Wild-crafted label: You should avoid the potential of pesticide contamination by buying organic oils created from plants. While popular brands have the USDA seal, it is crucial to look out for the wild-crafted label. Meaning, the plant that was used to produce the essential oil was harvested in the wild, and not just grown in some farm and sprayed with all sorts of chemicals.

Purity: The oil’s label should clearly indicate that it is a 100% pure essential oil. If you don’t see that sign on the label, it could mean that the oil has been altered and is not pure. An essential oil has to be pure to be effective on your dog.

Test for purity: You can also test the purity of your essential oils by placing a single drop of the oil on a piece of white paper, and check whether it forms an oil ring. A pure essential oil will not leave behind an oil ring, unless it has a deeper color and heavier consistency. Examples of pure essential oils that can leave behind a slight tint on your white paper include sandalwood, patchouli, and German chamomile.

Best essential oils that are considered safe for dogs

It is advisable to consult with your dog’s veterinarian in case your dog starts displaying any weird or persistent symptoms.

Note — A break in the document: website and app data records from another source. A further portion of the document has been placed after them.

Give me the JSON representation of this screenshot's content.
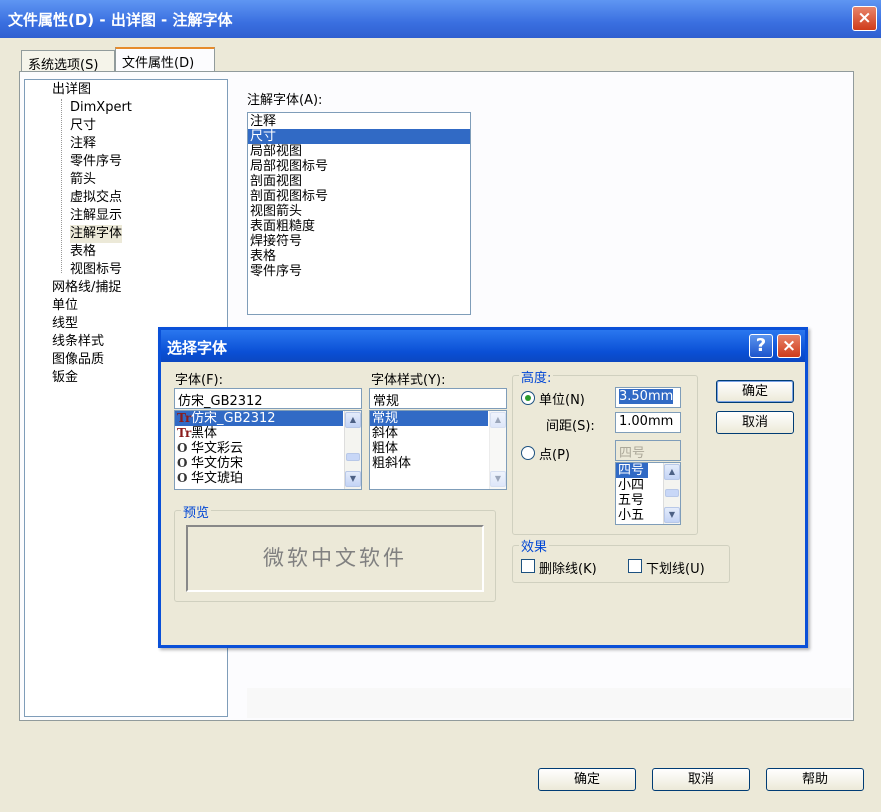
{
  "window": {
    "title": "文件属性(D) - 出详图 - 注解字体",
    "close": "×"
  },
  "tabs": [
    "系统选项(S)",
    "文件属性(D)"
  ],
  "tree": {
    "root": "出详图",
    "children": [
      "DimXpert",
      "尺寸",
      "注释",
      "零件序号",
      "箭头",
      "虚拟交点",
      "注解显示",
      "注解字体",
      "表格",
      "视图标号"
    ],
    "top": [
      "网格线/捕捉",
      "单位",
      "线型",
      "线条样式",
      "图像品质",
      "钣金"
    ]
  },
  "annotation": {
    "label": "注解字体(A):",
    "items": [
      "注释",
      "尺寸",
      "局部视图",
      "局部视图标号",
      "剖面视图",
      "剖面视图标号",
      "视图箭头",
      "表面粗糙度",
      "焊接符号",
      "表格",
      "零件序号"
    ],
    "selected": "尺寸"
  },
  "buttons": {
    "ok": "确定",
    "cancel": "取消",
    "help": "帮助"
  },
  "font_dialog": {
    "title": "选择字体",
    "help": "?",
    "close": "×",
    "font_label": "字体(F):",
    "font_value": "仿宋_GB2312",
    "fonts": [
      {
        "icon": "Tr",
        "name": "仿宋_GB2312"
      },
      {
        "icon": "Tr",
        "name": "黑体"
      },
      {
        "icon": "O",
        "name": "华文彩云"
      },
      {
        "icon": "O",
        "name": "华文仿宋"
      },
      {
        "icon": "O",
        "name": "华文琥珀"
      }
    ],
    "style_label": "字体样式(Y):",
    "style_value": "常规",
    "styles": [
      "常规",
      "斜体",
      "粗体",
      "粗斜体"
    ],
    "height_group": "高度:",
    "unit_label": "单位(N)",
    "unit_value": "3.50mm",
    "spacing_label": "间距(S):",
    "spacing_value": "1.00mm",
    "point_label": "点(P)",
    "point_value": "四号",
    "points": [
      "四号",
      "小四",
      "五号",
      "小五"
    ],
    "ok": "确定",
    "cancel": "取消",
    "preview_group": "预览",
    "preview_text": "微软中文软件",
    "effects_group": "效果",
    "strike_label": "删除线(K)",
    "underline_label": "下划线(U)"
  }
}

Here is a list of some of the best essential oils that can be used safely for your pet’s first aid, and generally considered safe for dogs.

Cedarwood oil (Cedrus Atlantica)

Cedarwood has a powerful ability to kill and repel different types of pests such as fleas. The oil is a great expectorant for kennel cough and a good antiseptic for your dog’s lungs. It resolves arthritis, back pain, and the stiffness that usually occurs in older dogs. The oil can also eliminate dandruff and support kidney function. Some dog owners use the oil as a calming tonic for nervous aggression in dogs that are often shy and in need of a deeper sense of inner security, especially during potty training.

Lavender oil (Lavandula angustifolia)

Lavender offers a great calming effect for both humans and dogs. The soothing nature of lavender oil can help your dog get used to a safe space like fresh grass. The effect of this oil on the central nervous system makes it a perfect choice for helping with insomnia and certain allergies. The oil is great for reducing car anxiety or sickness in dogs. You should consider using lavender oil every time your dog is in a stressful situation such as when taking a trip to the vet.

Thyme (Thymus vulgaris)

You should expose your older dog to diffused Thyme to help him/her become stronger and climb stairs without too much difficulty. The essential oil has the ability to reduce inflammation in joints hence it can be used to cure arthritis and give your dog a better quality of life. It can also treat skin infections or irritations because it has antibacterial and antifungal properties.

Sweet Orange (Citrus sinensis)

Sweet Orange is great for repelling pests such as fleas. The Limonene substance in Oranges acts as a natural pesticide. The substance can kill bugs such as ants and flies on contact. The scent of Sweet Orange can also repel roaches and mosquito. Keep an insect-free buffer around your dog by using this essential oil. Oranges have a pleasant smell that can act as a deodorizer for a stinky dog or can be used around your dog potty or DoggieLawn. On the other hand, citrus creates a relaxed atmosphere around your pup.

It is important to remember that some of the essential oils that are good for dogs and horses may not be safe for your cat or birds due to their smaller body sizes. While certain essential oils are considered safe for dogs, you should take certain steps such as using them in small amounts at the beginning so as to allow your dogs to adopt the scent and be aware of how the scent affects them.